- _Description of the task_: Could you repeat the data word for word while skipping the pictures?

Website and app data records
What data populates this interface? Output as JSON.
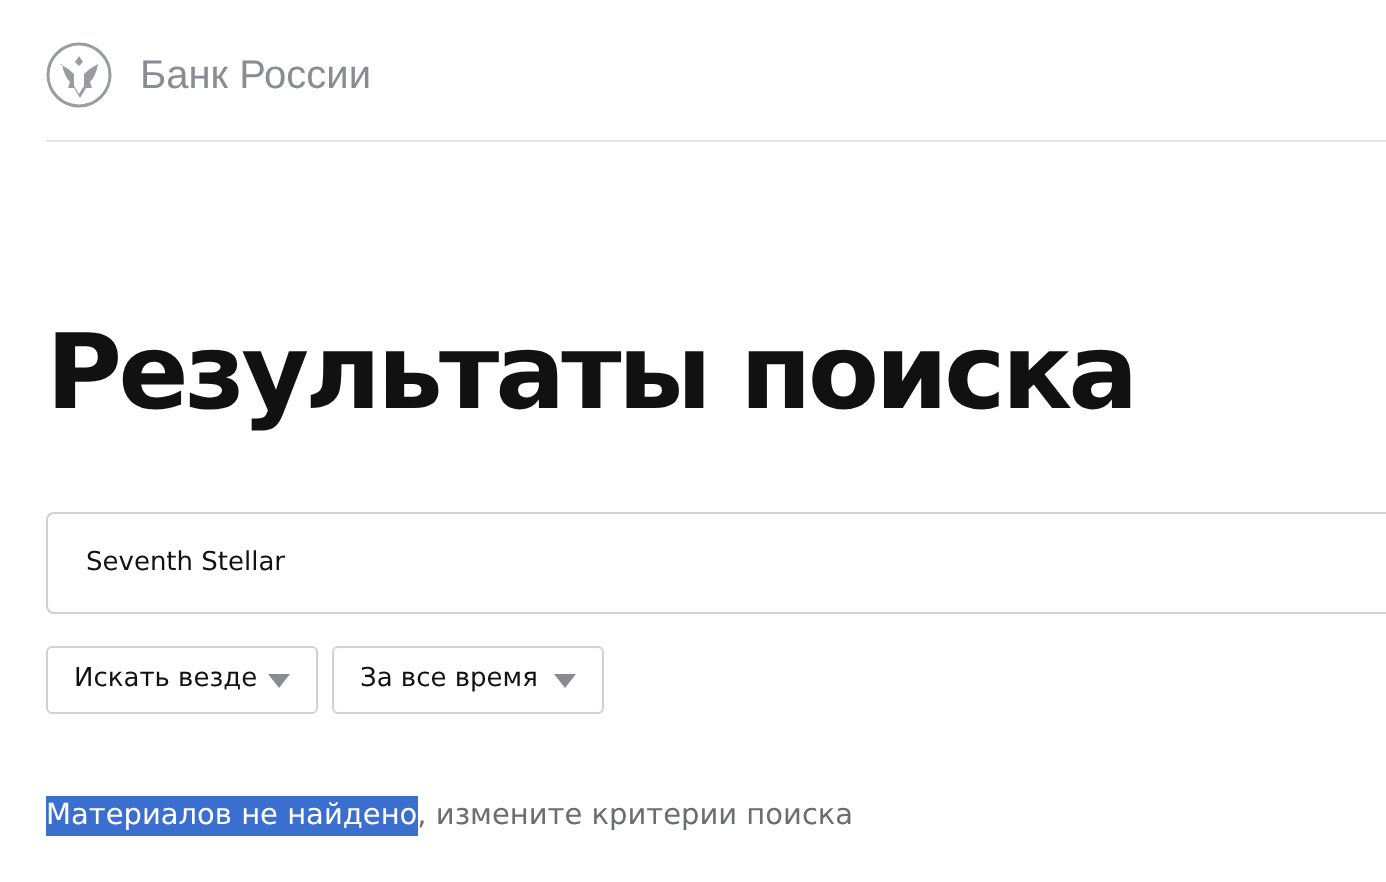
{
  "header": {
    "brand": "Банк России"
  },
  "title": "Результаты поиска",
  "search": {
    "value": "Seventh Stellar"
  },
  "filters": [
    {
      "label": "Искать везде"
    },
    {
      "label": "За все время"
    }
  ],
  "message": {
    "highlighted": "Материалов не найдено",
    "rest": ", измените критерии поиска"
  }
}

- _Completed exercise_:
What data populates this interface? Output as JSON.
{
  "header": {
    "brand": "Банк России"
  },
  "title": "Результаты поиска",
  "search": {
    "value": "Seventh Stellar"
  },
  "filters": [
    {
      "label": "Искать везде"
    },
    {
      "label": "За все время"
    }
  ],
  "message": {
    "highlighted": "Материалов не найдено",
    "rest": ", измените критерии поиска"
  }
}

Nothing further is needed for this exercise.